Author: Jim Knight

Filing for bankruptcy is considered a personal decision. Most individuals file for bankruptcy when they have made an honest effort to repay their debts but are unable to do so. Such people declare bankruptcy by filing a petition with the American Bankruptcy Court, and get protection and relief under the Bankruptcy Code.

The debtor also has to provide his or her personal information on assets, liabilities, income and expenditures. Such people often hire lawyers, who prepare and file the petitions and other information for them, although some debtors decide to represent themselves.

The bankruptcy filing process proceeds as follows:

First the debtor has to make an appointment with the Board-certified Bankruptcy Attorney. This appointment is concerning discussion about the different options the debtor has.

Then, the debtor has to collect all necessary documents and present them to his or her attorney for review. Gathering and organizing all financial documentation is necessary when filing for bankruptcy. If the individual fails to provide all the information, then the court dismisses the case immediately. The attorney commonly advises the debtor on what type of documentation is to be submitted to the court.
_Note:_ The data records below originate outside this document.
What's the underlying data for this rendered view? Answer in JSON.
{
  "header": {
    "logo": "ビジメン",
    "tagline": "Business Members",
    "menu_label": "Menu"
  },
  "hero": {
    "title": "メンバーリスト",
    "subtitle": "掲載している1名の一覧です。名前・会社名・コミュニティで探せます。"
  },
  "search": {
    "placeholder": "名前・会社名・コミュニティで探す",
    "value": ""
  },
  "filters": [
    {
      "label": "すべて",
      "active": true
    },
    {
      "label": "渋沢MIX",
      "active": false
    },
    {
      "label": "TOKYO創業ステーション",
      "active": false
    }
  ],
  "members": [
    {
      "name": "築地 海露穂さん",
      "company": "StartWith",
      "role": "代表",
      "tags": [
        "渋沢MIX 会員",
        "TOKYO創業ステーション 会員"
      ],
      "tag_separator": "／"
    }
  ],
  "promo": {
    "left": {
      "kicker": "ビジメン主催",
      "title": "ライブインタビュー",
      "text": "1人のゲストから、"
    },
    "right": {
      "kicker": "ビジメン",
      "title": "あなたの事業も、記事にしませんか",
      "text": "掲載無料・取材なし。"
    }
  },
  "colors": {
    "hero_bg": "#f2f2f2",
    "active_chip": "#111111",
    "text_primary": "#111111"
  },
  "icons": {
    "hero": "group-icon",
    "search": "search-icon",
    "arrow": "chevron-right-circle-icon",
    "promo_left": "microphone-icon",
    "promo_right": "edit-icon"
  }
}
After submission of documentation, the debtor has to complete pre-filing credit counseling. This method starts six months before filing bankruptcy. This counseling session is conducted by a non-profit or a government approved counseling agency. During the tenure of this course, personal financial management (PFM) is absolutely covered. This course is conducted according to the Bankruptcy Code compliance rules. It continues not more than a mere 90 minutes.

A person filling for Chapter 7 or Chapter 13 must also finish a Means test. This test is conducted regardless of the actuality that the person is filling for liquidation or reorganization. This test is used to identify debtors who might have proper financial resources, in order to pay back a some portion of the debts they owe. The appointed attorney provides further information regarding this test.

The procedure of bankruptcy begins when the official supplication is filled along with the schedule of the debtor's financial position and statement of financial affairs with the Bankruptcy court. A filling fee is also to be paid in order to commence the process.

Once the bankruptcy petition is filled, the debtor has to attend the meeting with the creditors; this is essential. This meeting takes place a month after filing for bankruptcy. A bankruptcy trustee conducts the meeting, which is commonly really short. Here, the debtor is asked questions regarding the paper work filed with the courts.

The debtor is required to complete a personal financial management course before the debt can be dispatched. This course must be conducted by any allowed debtor education provider. The debtor receives a course completion certificate in the end of the course, which must be filed with the court before the bankruptcy can be discharged.

Discharge occurs once the court has ruled the debtor is legally relieved from most debts and creditors cannot aggregate those debts. However, certain debts like those related to child care, alimony, certain taxes and student loans are not discharged.

For more information, please visit: www.markrubinlawyer.com